Thursday September 04, 2014
This is the third part of a series recapping the history of the Burlington International Airport.
World War II (1939-1945)
With nearly twenty years of aviation exposure under its belt, Burlington, Vt. was strongly invested in aviation training. Airport Manager Harold Pugh’s baby, the Fli-Rite Aviation School, was already well underway with high enrollment numbers. The program required 72 hours of ground instruction and 35-50 hours of flight training. Its proven national success landed it as a chosen participant of Congress’ Civilian Pilot Training Program.
Before long, a series of events ensued that sharply altered the role of the airport. One of those events was the bombing of Pearl Harbor, December 7, 1941.
The entrance of the US into World War II triggered a drastic change of operation for the airport. With the onset of the bombing, immediately, all pilot certificates were suspended. The government set up a defense zone that extended 150 miles inward from the east coast, furthering flight suspension. Just a short distance east of Burlington, the airspace remained quiet, but the Burlington Municipal Airport kept its skies filled with aircraft; Burlington was situated just outside the defense zone, and after the Civil Aeronautics Administration (CAA) inspector validated pilot identification, aviation skyrocketed. Burlington took on more flight responsibilities and experienced a sharp rise in the number of Civilian Pilot Training Program student flying-time hours.
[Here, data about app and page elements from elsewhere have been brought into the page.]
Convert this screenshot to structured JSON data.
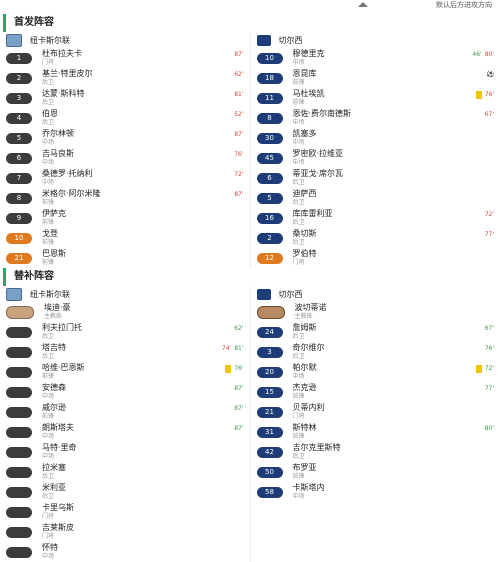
{
  "topbar": {
    "link": "默认后方进攻方向"
  },
  "sections": {
    "starting": "首发阵容",
    "subs": "替补阵容"
  },
  "teams": {
    "home": "纽卡斯尔联",
    "away": "切尔西"
  },
  "starters": {
    "home": [
      {
        "num": "1",
        "name": "杜布拉夫卡",
        "pos": "门将",
        "ev": [
          {
            "c": "r",
            "t": "87'"
          }
        ]
      },
      {
        "num": "2",
        "name": "基兰·特里皮尔",
        "pos": "后卫",
        "ev": [
          {
            "c": "r",
            "t": "62'"
          }
        ]
      },
      {
        "num": "3",
        "name": "达蒙·斯科特",
        "pos": "后卫",
        "ev": [
          {
            "c": "r",
            "t": "81'"
          }
        ]
      },
      {
        "num": "4",
        "name": "伯恩",
        "pos": "后卫",
        "ev": [
          {
            "c": "r",
            "t": "52'"
          }
        ]
      },
      {
        "num": "5",
        "name": "乔尔林顿",
        "pos": "中场",
        "ev": [
          {
            "c": "r",
            "t": "87'"
          }
        ]
      },
      {
        "num": "6",
        "name": "吉马良斯",
        "pos": "中场",
        "ev": [
          {
            "c": "r",
            "t": "76'"
          }
        ]
      },
      {
        "num": "7",
        "name": "桑德罗·托纳利",
        "pos": "中场",
        "ev": [
          {
            "c": "r",
            "t": "72'"
          }
        ]
      },
      {
        "num": "8",
        "name": "米格尔·阿尔米隆",
        "pos": "前锋",
        "ev": [
          {
            "c": "r",
            "t": "87'"
          }
        ]
      },
      {
        "num": "9",
        "name": "伊萨克",
        "pos": "前锋",
        "ev": []
      },
      {
        "num": "10",
        "name": "戈登",
        "pos": "前锋",
        "ev": []
      },
      {
        "num": "21",
        "name": "巴恩斯",
        "pos": "前锋",
        "ev": []
      }
    ],
    "away": [
      {
        "num": "10",
        "name": "穆德里克",
        "pos": "中场",
        "ev": [
          {
            "c": "g",
            "t": "46'"
          },
          {
            "c": "r",
            "t": "80'"
          }
        ]
      },
      {
        "num": "18",
        "name": "恩昆库",
        "pos": "前锋",
        "ev": [
          {
            "c": "k",
            "t": "⚽"
          }
        ]
      },
      {
        "num": "11",
        "name": "马杜埃凯",
        "pos": "前锋",
        "ev": [
          {
            "c": "y",
            "t": "Y"
          },
          {
            "c": "r",
            "t": "76'"
          }
        ]
      },
      {
        "num": "8",
        "name": "恩佐·费尔南德斯",
        "pos": "中场",
        "ev": [
          {
            "c": "r",
            "t": "67'"
          }
        ]
      },
      {
        "num": "30",
        "name": "凯塞多",
        "pos": "中场",
        "ev": []
      },
      {
        "num": "45",
        "name": "罗密欧·拉维亚",
        "pos": "中场",
        "ev": []
      },
      {
        "num": "6",
        "name": "蒂亚戈·席尔瓦",
        "pos": "后卫",
        "ev": []
      },
      {
        "num": "5",
        "name": "迪萨西",
        "pos": "后卫",
        "ev": []
      },
      {
        "num": "16",
        "name": "库库雷利亚",
        "pos": "后卫",
        "ev": [
          {
            "c": "r",
            "t": "72'"
          }
        ]
      },
      {
        "num": "2",
        "name": "桑切斯",
        "pos": "后卫",
        "ev": [
          {
            "c": "r",
            "t": "77'"
          }
        ]
      },
      {
        "num": "12",
        "name": "罗伯特",
        "pos": "门将",
        "ev": []
      }
    ]
  },
  "subs": {
    "home": [
      {
        "num": "",
        "name": "埃迪·豪",
        "pos": "主教练",
        "ev": [],
        "face": true
      },
      {
        "num": "",
        "name": "利夫拉门托",
        "pos": "后卫",
        "ev": [
          {
            "c": "g",
            "t": "62'"
          }
        ]
      },
      {
        "num": "",
        "name": "塔吉特",
        "pos": "后卫",
        "ev": [
          {
            "c": "r",
            "t": "74'"
          },
          {
            "c": "g",
            "t": "81'"
          }
        ]
      },
      {
        "num": "",
        "name": "哈维·巴恩斯",
        "pos": "前锋",
        "ev": [
          {
            "c": "y",
            "t": "Y"
          },
          {
            "c": "g",
            "t": "76'"
          }
        ]
      },
      {
        "num": "",
        "name": "安德森",
        "pos": "中场",
        "ev": [
          {
            "c": "g",
            "t": "87'"
          }
        ]
      },
      {
        "num": "",
        "name": "威尔逊",
        "pos": "前锋",
        "ev": [
          {
            "c": "g",
            "t": "87'"
          }
        ]
      },
      {
        "num": "",
        "name": "朗斯塔夫",
        "pos": "中场",
        "ev": [
          {
            "c": "g",
            "t": "87'"
          }
        ]
      },
      {
        "num": "",
        "name": "马特·里奇",
        "pos": "中场",
        "ev": []
      },
      {
        "num": "",
        "name": "拉米塞",
        "pos": "后卫",
        "ev": []
      },
      {
        "num": "",
        "name": "米利亚",
        "pos": "后卫",
        "ev": []
      },
      {
        "num": "",
        "name": "卡里乌斯",
        "pos": "门将",
        "ev": []
      },
      {
        "num": "",
        "name": "吉莱斯皮",
        "pos": "门将",
        "ev": []
      },
      {
        "num": "",
        "name": "怀特",
        "pos": "中场",
        "ev": []
      }
    ],
    "away": [
      {
        "num": "",
        "name": "波切蒂诺",
        "pos": "主教练",
        "ev": [],
        "face": true
      },
      {
        "num": "24",
        "name": "詹姆斯",
        "pos": "后卫",
        "ev": [
          {
            "c": "g",
            "t": "67'"
          }
        ]
      },
      {
        "num": "3",
        "name": "奇尔维尔",
        "pos": "后卫",
        "ev": [
          {
            "c": "g",
            "t": "76'"
          }
        ]
      },
      {
        "num": "20",
        "name": "帕尔默",
        "pos": "中场",
        "ev": [
          {
            "c": "y",
            "t": "Y"
          },
          {
            "c": "g",
            "t": "72'"
          }
        ]
      },
      {
        "num": "15",
        "name": "杰克逊",
        "pos": "前锋",
        "ev": [
          {
            "c": "g",
            "t": "77'"
          }
        ]
      },
      {
        "num": "21",
        "name": "贝蒂内利",
        "pos": "门将",
        "ev": []
      },
      {
        "num": "31",
        "name": "斯特林",
        "pos": "前锋",
        "ev": [
          {
            "c": "g",
            "t": "80'"
          }
        ]
      },
      {
        "num": "42",
        "name": "吉尔克里斯特",
        "pos": "后卫",
        "ev": []
      },
      {
        "num": "50",
        "name": "布罗亚",
        "pos": "前锋",
        "ev": []
      },
      {
        "num": "58",
        "name": "卡斯塔内",
        "pos": "中场",
        "ev": []
      }
    ]
  }
}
This change cued a domino effect: the demand for more flights meant there was a dire need for more runway space. An additional 304 acres later, the airport had expanded its runways and total acreage grew to 414.6 acres.
The airport was constantly on the move while airway traffic to the east remained quiet. The airport achieved extraordinary success during this period; notably, on August 14, 1942, the airport was one of the busiest airports in the country with world record statistics of 622 landings and an average of over 500 landings per day prior to that. Not even a year later, it broke those numbers with 793 landings.
Additionally, as a result of the 150 mile wide defense zone, Northeast Airlines relocated from Logan Airport to Burlington in 1943 and brought its pilot training school with it. The airline leased land, built a hangar, and sent up nearly two dozen planes including Lockheeds, Link Trainers and Stinsons. Even though the Northeast training program dissolved after a couple of years, the airline still maintained a strong relevance for the airport.
The airport’s evolution also extended with major implementations such as the Vermont Civil Air Patrol (CAP) and Air Traffic Control (ACT) in 1942. Over 150 Vermonters joined CAP to protect the home front, and ATC started out by using a light gun and a microphone. ATC eventually found its home in a traffic tower known as ‘Darby’s Folly,’ a tower built by CAA Inspector Bill Darby with access to four stations.
In the same year, the Air Force Indoctrination Program started up, and Burlington took charge of the 61st College Training Detachment which consisted of about 600 men. Each week they were required to log 37 hours of campus instruction, and 10 hours of flight time in the 32 government-owned planes—planes that student pilots collected over the course of six weeks in states all across the Northeast. When the students fulfilled their requirements, they were sent to the classification center where they would discover what their futures held. For some, the future pointed to becoming a pilot, for others, their assignment would be fulfilled as a bombardier or navigator .
2,600 students. 200 students at a time. 22,000 flight hours.
These were the accomplishments over the course of just over a year. In 1944, the students shipped out and the airport was left without monetary support from the government.
Airport activity dwindled following this period, but its effective training proved to be immensely supportive in this time of need, and airlines gained a bit of history at the war’s conclusion. South Burlington resident Ed Garvey, who started his career at the airport as a Colonial Airways employee, explains:
“During World War II many airliners were either commandeered by the military or used for special government needs. The American Airlines calendar for February, 1943 shows the Captain and First Officer observing their DC-3 being fully loaded by military personnel and the caption read ‘this used to be the 5:15’. After the war, airlines acquired many DC-3’s and DC-4’s from the military. One of the Colonial DC-4’s had flown the Burma Hump and was acquired from General Clair Chennault of Flying Tiger fame.”
With a quieted airport, Harold and Grace Pugh bid their farewells, handing over the torch to Dan Huffnail, the airport manager next-in-line. Activity was limited immediately after the war, but that lull would certainly not last for long.
A special thank you to Ed Garvey for providing historical information from personal recounts as well as from Burlington International Airport: A Pictorial History written by 1982 Airport Commissioners (Credited for Part 1). There is also historical documentation in a 2010 publication Burlington International Airport: A History 1920-2010 by James Tabor.
SOURCE: Miranda Jonswold, Correspondent